Northam Community Men's Shed shares simple message for Men's Health Week

Peter Cox, Don Lee, Kevin Holland and Cliff Simpson.
Peter Cox, Don Lee, Kevin Holland and Cliff Simpson.

Northam Community Men's Shed hosted a bowel cancer screening event as a part of Men's Health Week 2019, to encourage more men to complete the free life-saving test and talk about bowel cancer, as figures reveal only four in 10 eligible Australians are participating in the National Bowel Cancer Screening Program.

Northam Community Men's Shed president Rob Fraser said the event provided a great opportunity for men to talk about bowel cancer and the free screening test sent in the mail.

"Bowel cancer is Western Australia's second most common cause of cancer death for men, the first being lung cancer," he said.

"Around one-in-12 Australians will develop bowel cancer in their lifetime.
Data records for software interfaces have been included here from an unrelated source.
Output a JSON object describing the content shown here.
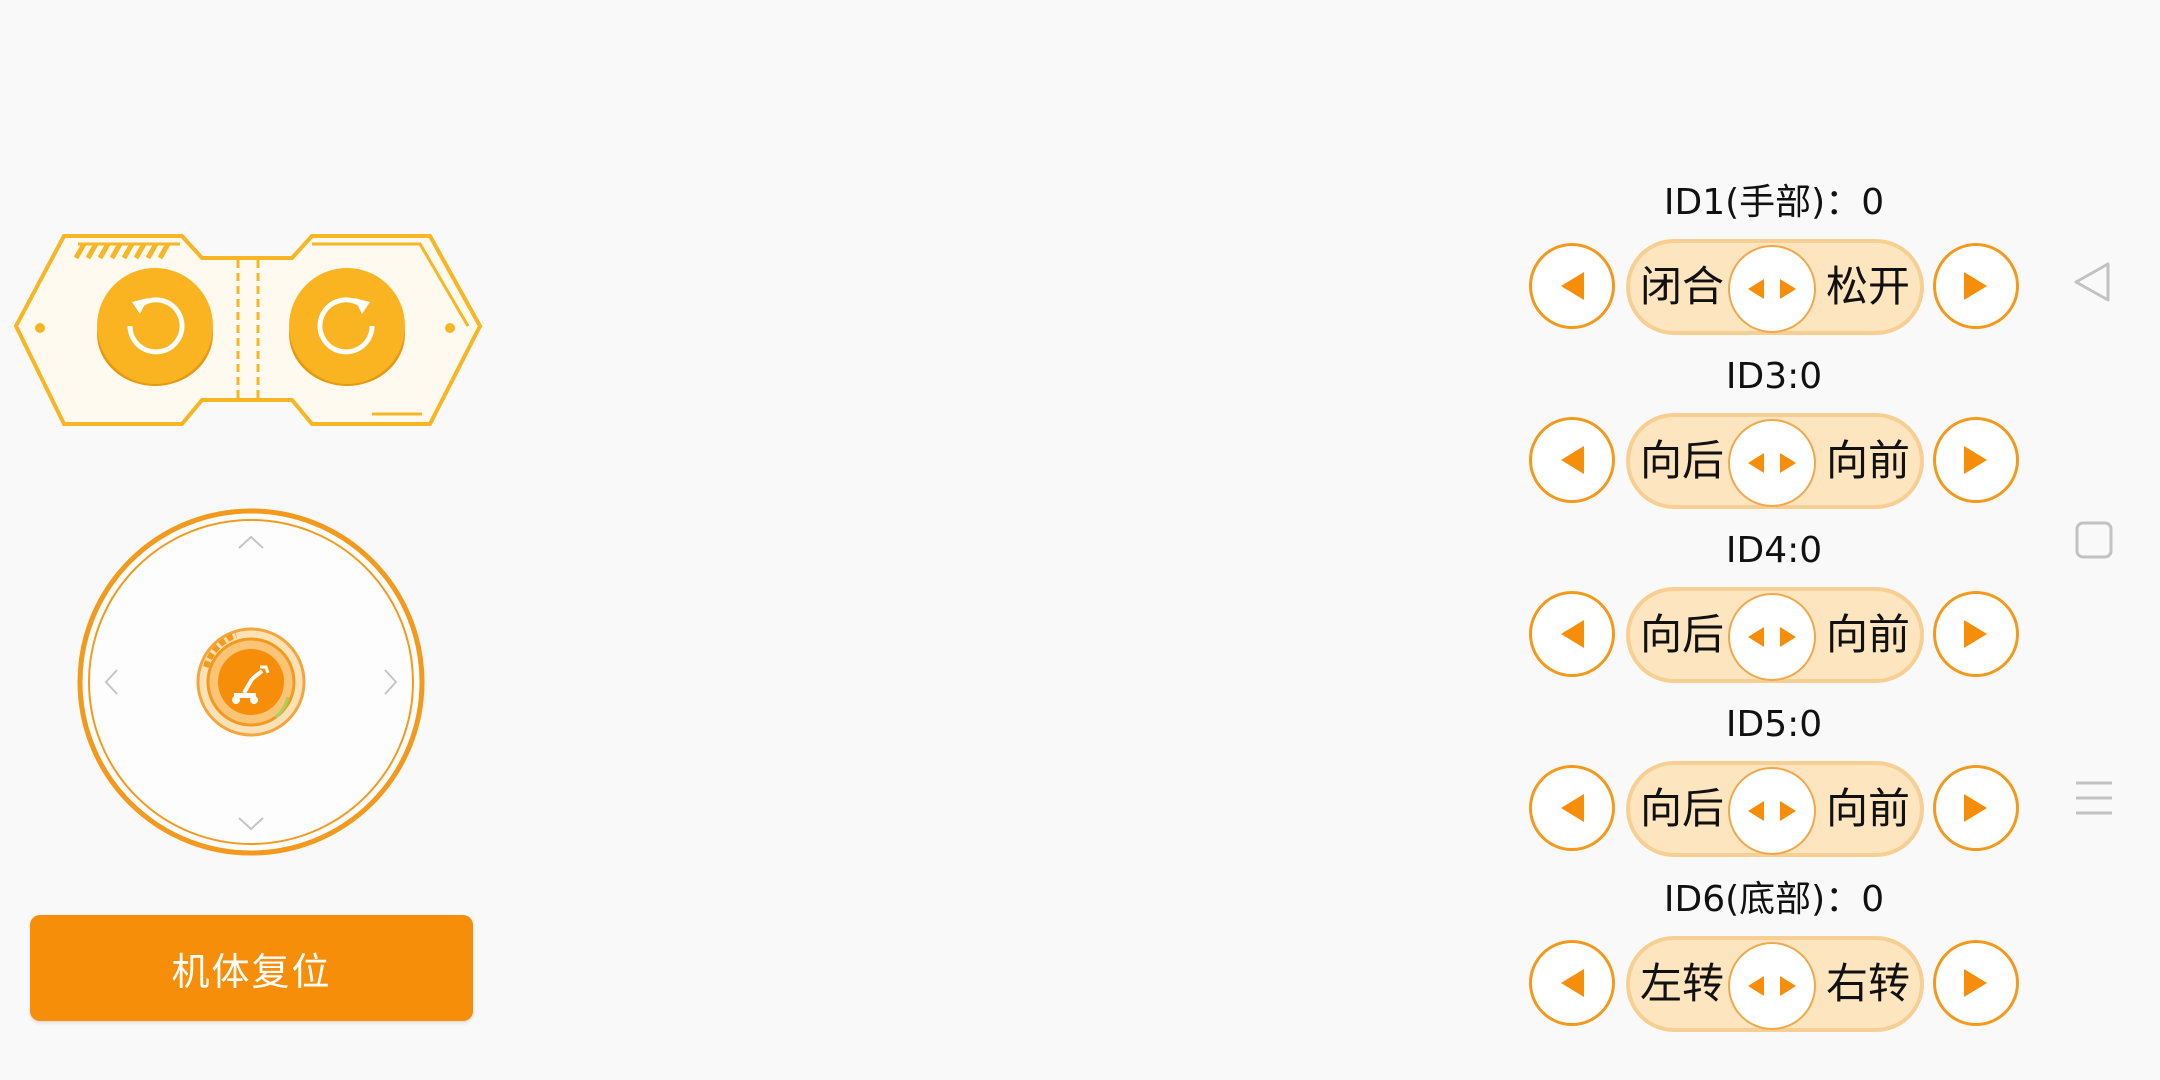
{
  "colors": {
    "accent": "#f78e0a",
    "accent_light": "#fde5bf",
    "accent_border": "#f39a1c",
    "nav_icon": "#c2c2c2"
  },
  "rotate_panel": {
    "left_icon": "rotate-counterclockwise-icon",
    "right_icon": "rotate-clockwise-icon"
  },
  "joystick": {
    "center_icon": "robot-arm-icon"
  },
  "reset": {
    "label": "机体复位"
  },
  "servos": [
    {
      "label": "ID1(手部)：0",
      "left_text": "闭合",
      "right_text": "松开"
    },
    {
      "label": "ID3:0",
      "left_text": "向后",
      "right_text": "向前"
    },
    {
      "label": "ID4:0",
      "left_text": "向后",
      "right_text": "向前"
    },
    {
      "label": "ID5:0",
      "left_text": "向后",
      "right_text": "向前"
    },
    {
      "label": "ID6(底部)：0",
      "left_text": "左转",
      "right_text": "右转"
    }
  ],
  "navbar": {
    "back_icon": "back-triangle-icon",
    "home_icon": "home-square-icon",
    "menu_icon": "menu-lines-icon"
  }
}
"When you receive the free test in the mail, don't put it in the cupboard and forget about it - delaying can easily become ignoring, forgetting and ultimately not doing."

The bowel cancer screening test detects blood in poo which can be a sign of pre-cancerous lesions and cancers in the early stages, and often these don't have any symptoms.
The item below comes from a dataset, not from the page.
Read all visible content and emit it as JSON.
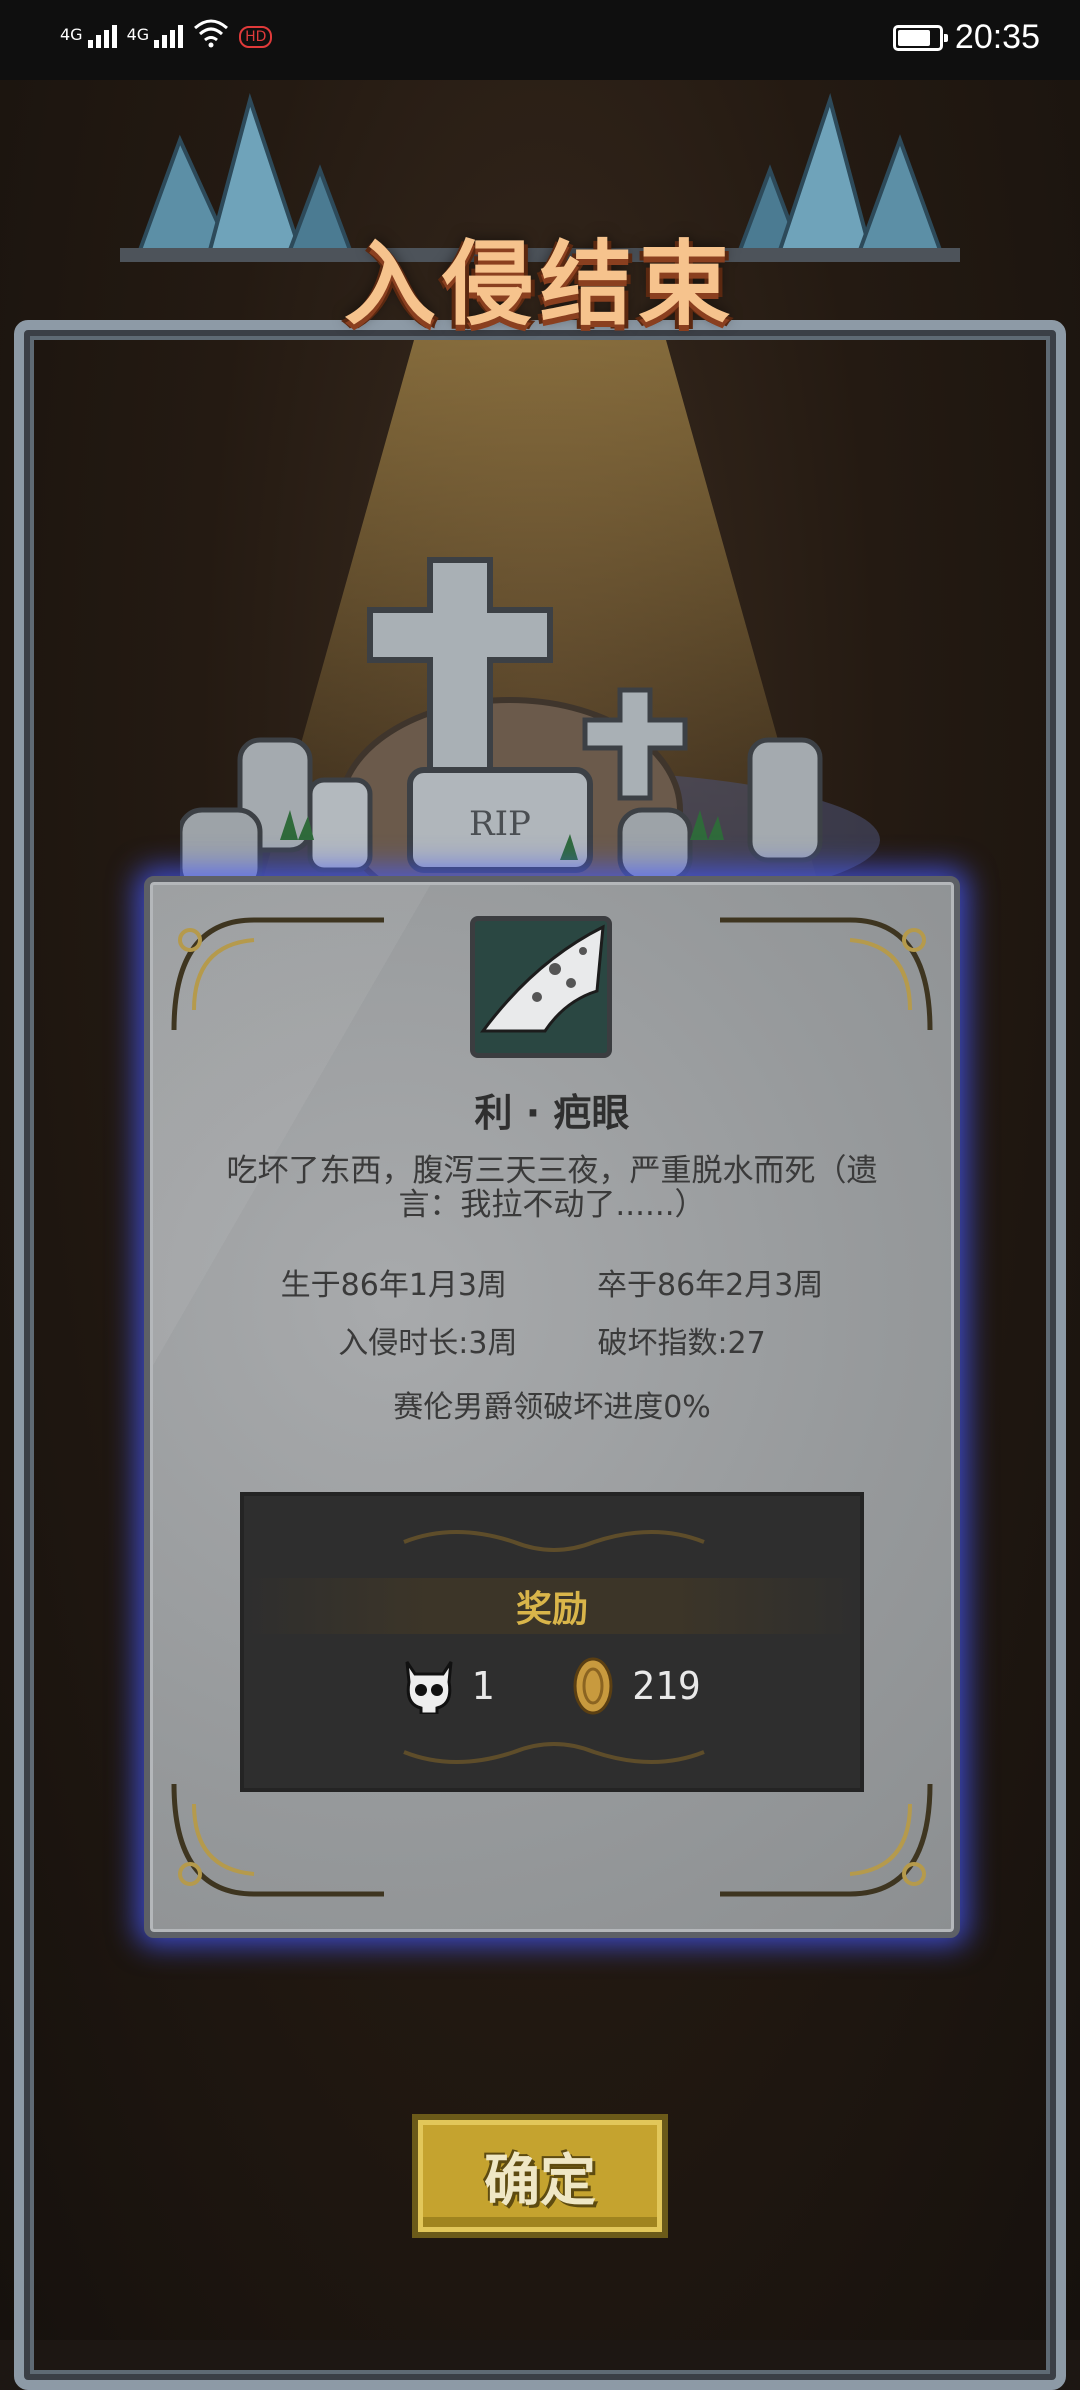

More than 90 per cent of bowel cancer cases can be successfully treated if caught in the early stages.

Cancer Council WA Wheatbelt regional education officer Melissa Pickering said said there are a number of steps people can take to lower their risk of bowel cancer.
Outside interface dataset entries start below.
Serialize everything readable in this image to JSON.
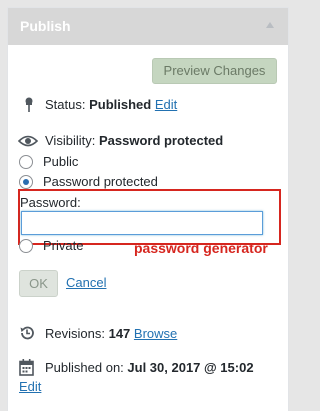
{
  "panel": {
    "title": "Publish",
    "preview_label": "Preview Changes"
  },
  "status": {
    "label": "Status:",
    "value": "Published",
    "edit_link": "Edit"
  },
  "visibility": {
    "label": "Visibility:",
    "value": "Password protected",
    "options": [
      {
        "label": "Public",
        "checked": false
      },
      {
        "label": "Password protected",
        "checked": true
      },
      {
        "label": "Private",
        "checked": false
      }
    ],
    "password_label": "Password:",
    "password_value": "",
    "ok_label": "OK",
    "cancel_label": "Cancel"
  },
  "annotation": {
    "text": "password generator",
    "color": "#d6261f"
  },
  "revisions": {
    "label": "Revisions:",
    "count": "147",
    "browse_link": "Browse"
  },
  "published": {
    "label": "Published on:",
    "value": "Jul 30, 2017 @ 15:02",
    "edit_link": "Edit"
  },
  "icons": [
    "pin-icon",
    "eye-icon",
    "history-icon",
    "calendar-icon"
  ],
  "colors": {
    "link": "#2271b1",
    "header_bg": "#d7d7d7",
    "highlight": "#d6261f"
  }
}
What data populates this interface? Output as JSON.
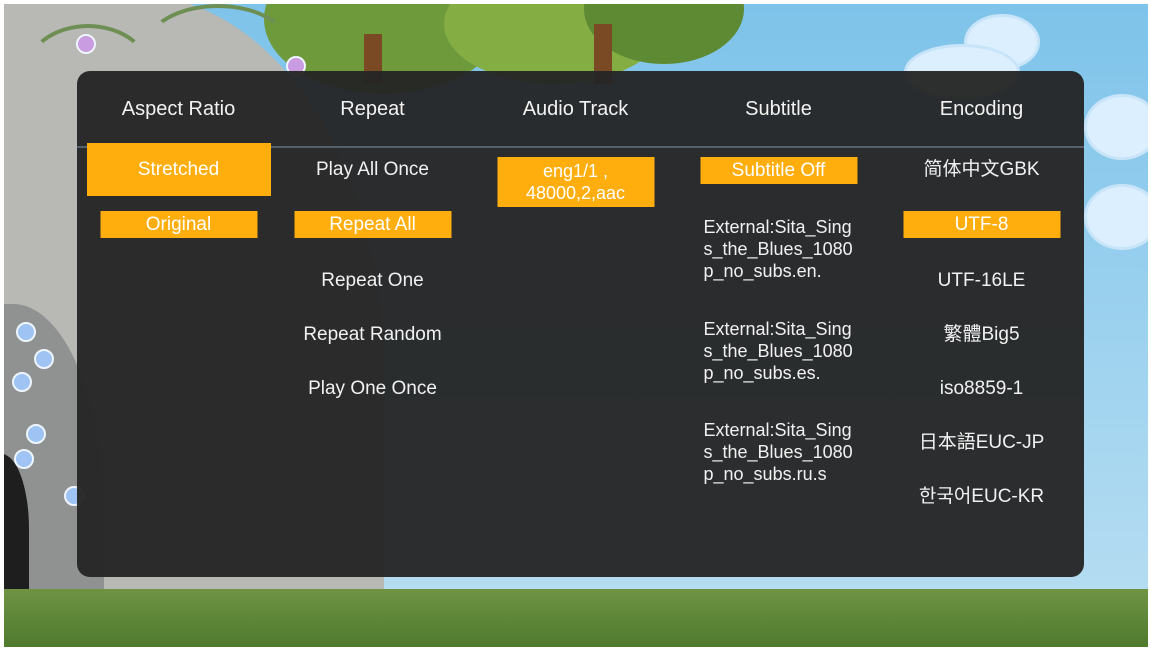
{
  "menu": {
    "headers": {
      "aspect_ratio": "Aspect Ratio",
      "repeat": "Repeat",
      "audio_track": "Audio Track",
      "subtitle": "Subtitle",
      "encoding": "Encoding"
    },
    "aspect_ratio": {
      "selected": "Stretched",
      "items": [
        "Stretched",
        "Original"
      ]
    },
    "repeat": {
      "selected": "Repeat All",
      "items": [
        "Play All Once",
        "Repeat All",
        "Repeat One",
        "Repeat Random",
        "Play One Once"
      ]
    },
    "audio_track": {
      "selected": "eng1/1 , 48000,2,aac",
      "items": [
        "eng1/1 , 48000,2,aac"
      ]
    },
    "subtitle": {
      "selected": "Subtitle Off",
      "items": [
        "Subtitle Off",
        "External:Sita_Sings_the_Blues_1080p_no_subs.en.",
        "External:Sita_Sings_the_Blues_1080p_no_subs.es.",
        "External:Sita_Sings_the_Blues_1080p_no_subs.ru.s"
      ]
    },
    "encoding": {
      "selected": "UTF-8",
      "items": [
        "简体中文GBK",
        "UTF-8",
        "UTF-16LE",
        "繁體Big5",
        "iso8859-1",
        "日本語EUC-JP",
        "한국어EUC-KR"
      ]
    }
  },
  "colors": {
    "accent": "#ffae0d",
    "panel": "#252525",
    "text": "#f1f1f1"
  }
}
"Move your body, stop smoking, avoid alcohol, eat for health, see your doctor if you have any symptoms or have a family history of bowel cancer, bowel diseases or genetic disorders," she said.

She said the Bowel Cancer Screening Program is for well people who don't have symptoms.

Symptoms of bowel cancer can include blood in your poo, a change of bowel habits that lasts more than three weeks, abdominal pain and bloating, loss of appetite or unexplained weight loss, tiredness, weakness or breathlessness.

If you have any of these you should see your doctor, clinic nurse or Aboriginal health worker straight away.

To find out more about the National Bowel Cancer Screening Program go to or call 1800 118 868 for more information.

If you would like to access Cancer Council WA services and support please call 13 11 20